Also, consider cutting back on intense, glycolytic exercises during your initial keto foray.
Once you’re fat adapted, you can get back to going hard once in a while. Note how these harder efforts feel.
If they feel great, standard keto is probably for you. After all, the SKD best captures the benefits of low-carb living.
But if your performance is suffering, consider experimenting with the targeted ketogenic diet. The extra carbs can help:
- Replenish muscle glycogen
- Provide glucose to fuel intense workouts
How To Start A TKD: Step by Step
A successful TKD requires thought and consideration. Below are some general guidelines to follow.
#1 Do Standard Keto First
Remember: if you aren’t fat adapted, you can’t easily slip back into ketosis.

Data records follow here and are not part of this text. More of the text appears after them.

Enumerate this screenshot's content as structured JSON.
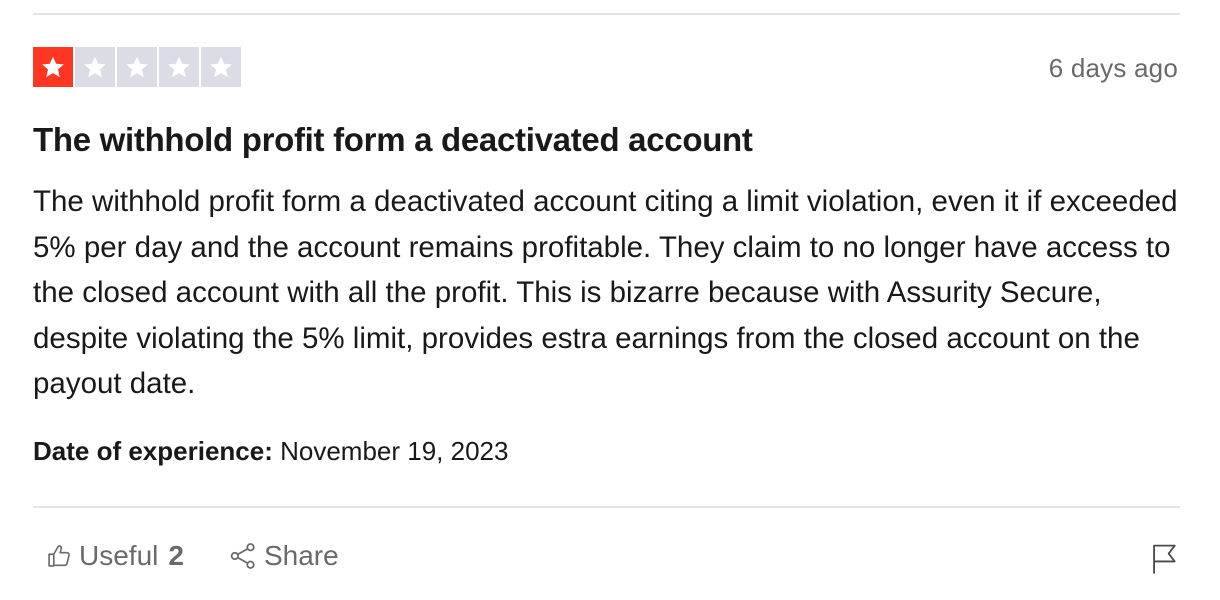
{
  "review": {
    "rating": 1,
    "rating_max": 5,
    "star_filled_color": "#ff3722",
    "star_empty_color": "#dcdce6",
    "date_ago": "6 days ago",
    "title": "The withhold profit form a deactivated account",
    "body": "The withhold profit form a deactivated account citing a limit violation, even it if exceeded 5% per day and the account remains profitable. They claim to no longer have access to the closed account with all the profit. This is bizarre because with Assurity Secure, despite violating the 5% limit, provides estra earnings from the closed account on the payout date.",
    "experience_label": "Date of experience:",
    "experience_date": "November 19, 2023"
  },
  "actions": {
    "useful_label": "Useful",
    "useful_count": "2",
    "useful_icon": "thumbs-up-icon",
    "share_label": "Share",
    "share_icon": "share-icon",
    "report_icon": "flag-icon"
  }
}
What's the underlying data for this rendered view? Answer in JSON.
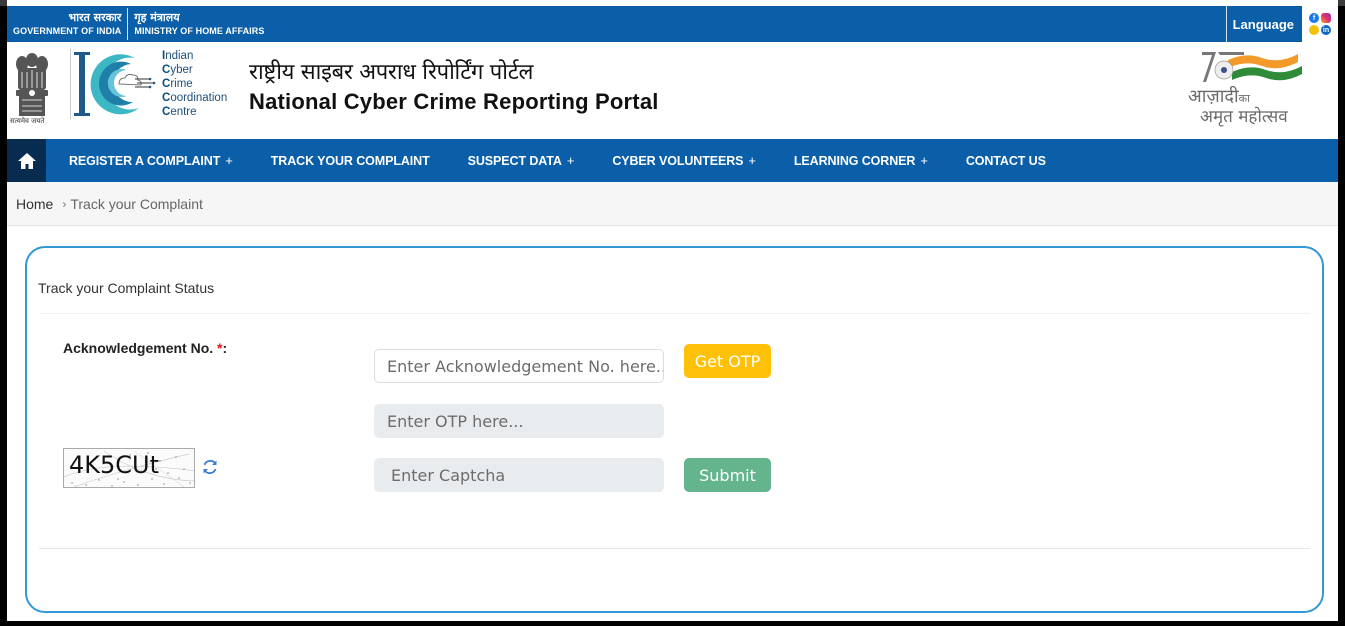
{
  "gov_bar": {
    "gov_hindi": "भारत सरकार",
    "gov_english": "GOVERNMENT OF INDIA",
    "ministry_hindi": "गृह मंत्रालय",
    "ministry_english": "MINISTRY OF HOME AFFAIRS",
    "language_label": "Language",
    "social": [
      {
        "name": "facebook",
        "glyph": "f"
      },
      {
        "name": "instagram",
        "glyph": "◎"
      },
      {
        "name": "koo",
        "glyph": ""
      },
      {
        "name": "linkedin",
        "glyph": "in"
      }
    ]
  },
  "header": {
    "emblem_caption": "सत्यमेव जयते",
    "i4c_lines": [
      {
        "initial": "I",
        "rest": "ndian"
      },
      {
        "initial": "C",
        "rest": "yber"
      },
      {
        "initial": "C",
        "rest": "rime"
      },
      {
        "initial": "C",
        "rest": "oordination"
      },
      {
        "initial": "C",
        "rest": "entre"
      }
    ],
    "title_hindi": "राष्ट्रीय साइबर अपराध रिपोर्टिंग पोर्टल",
    "title_english": "National Cyber Crime Reporting Portal",
    "azadi_line1": "आज़ादी",
    "azadi_ka": "का",
    "azadi_line2": "अमृत महोत्सव",
    "azadi_number": "75"
  },
  "nav": {
    "home_icon": "home-icon",
    "items": [
      {
        "label": "REGISTER A COMPLAINT",
        "has_submenu": true
      },
      {
        "label": "TRACK YOUR COMPLAINT",
        "has_submenu": false
      },
      {
        "label": "SUSPECT DATA",
        "has_submenu": true
      },
      {
        "label": "CYBER VOLUNTEERS",
        "has_submenu": true
      },
      {
        "label": "LEARNING CORNER",
        "has_submenu": true
      },
      {
        "label": "CONTACT US",
        "has_submenu": false
      }
    ],
    "submenu_glyph": "+"
  },
  "breadcrumb": {
    "home": "Home",
    "separator": "›",
    "current": "Track your Complaint"
  },
  "form": {
    "title": "Track your Complaint Status",
    "ack_label": "Acknowledgement No.",
    "required_mark": "*",
    "label_suffix": ":",
    "ack_placeholder": "Enter Acknowledgement No. here...",
    "ack_value": "",
    "otp_placeholder": "Enter OTP here...",
    "otp_value": "",
    "captcha_text": "4K5CUt",
    "captcha_placeholder": "Enter Captcha",
    "captcha_value": "",
    "get_otp_label": "Get OTP",
    "submit_label": "Submit"
  },
  "colors": {
    "primary_blue": "#0b5ea8",
    "home_dark": "#072c4f",
    "card_border": "#3298d6",
    "otp_button": "#ffc107",
    "submit_button": "#64b48e",
    "required": "#ee1111"
  }
}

To do a TKD right, you’ll want at least 4-6 weeks experience with an SKD.
For more info, check out this comprehensive guide on starting a keto diet.
#2 Determine Your Unique Carb Count
Different people can handle different carb intakes on keto. Some can eat over 50 grams carbs and still make ketones. Others can’t.
To determine your unique carb count, you’ll need to measure your ketone levels throughout the day. Ketone test strips are a cheap way to do this.
Start low, under 30 grams net carbs (net carbs = grams carbs – grams fiber). If your ketones are consistently over 0.5 mmol/L, perhaps you can get away with more carbs. Experiment.
When you try the TKD, eat all your carbs before, during, or after your workout. To maximize your time in ketosis: try to stay within your carb count. Ketone test strips will help you gauge the impact of these carbs on your ketone levels.
#3 Minimize Carbs
The goal of the TKD is to eat as few carbs as possible for performance enhancement. Play around, and again: start low. Try 15-30 grams carbs before your workout.
If you need more carbs, you can split them up pre-workout and post-workout to limit your blood sugar spike. To minimize non-keto time, try to stay under 50 grams carbs total.
#4 Eat Carbs Before Or During Exercise
Eating carbs before or during — rather than after — a workout may work best for the TKD. Two reasons why:
- The extra glucose helps fuel glycolytic exercises — potentially improving performance
- Intense exercise burns the extra glucose, so you return to a ketogenic state more swiftly
After your workout, stick to protein and fat to fuel muscle protein synthesis.
#5 Eat Fast-Absorbing Carbs
On an SKD, you should favor low-glycemic, high-fiber carbs like berries, carrots, and squash.
But on a TKD, your goals are different. You need those carbs right away for your workout, so you need them to be high-glycemic.
One option is dextrose powder. If dextrose isn’t your style, try simple starches like white rice or white potatoes. Avoid fructose.
#6 Keep Calories Constant
If weight loss is your goal, you should keep energy intake constant on a TKD. Adding carb calories before your workout? Subtract fat calories from somewhere else.
For reference, a gram of carbohydrate contains 4 calories, while a gram of fat contains 9 calories. So if you eat 9 grams extra carbs, subtract 4 grams fat from dinner. Both are 36 calories.
#7 Supplement Wisely
Ketosis can deplete your electrolytes — minerals that keep you hydrated, regulate your PH, and activate muscle and nerve tissue.
If you’re experiencing muscle cramps or exercise fatigue on the TKD, a lack of electrolytes — magnesium, potassium, sodium, chloride, and calcium — may be to blame.
Taking a full-spectrum electrolyte supplement can help.
Other supplements can be useful too. For instance:
- Creatine helps preserve muscle glycogen[*]
- L-Citrulline boosts nitrous oxide production, allowing more oxygen to flow to your muscles[*]
- MCT Oil enhances ketone production and fat burning, even in the presence of carbs[*]
You can try them one at a time, or take them together. Up to you.
Your TKD Commitment
One more thing. The targeted ketogenic diet doesn’t need to be a lifelong commitment.
Try it for a week or two. See how you feel.
Has the TKD improved your exercise? Has it moved your health goals in the right direction?
Remember: the TKD isn’t for everyone, and it might not be for you.
But if you feel your workouts are suffering — even after keto adapting — then consider giving the TKD a shot.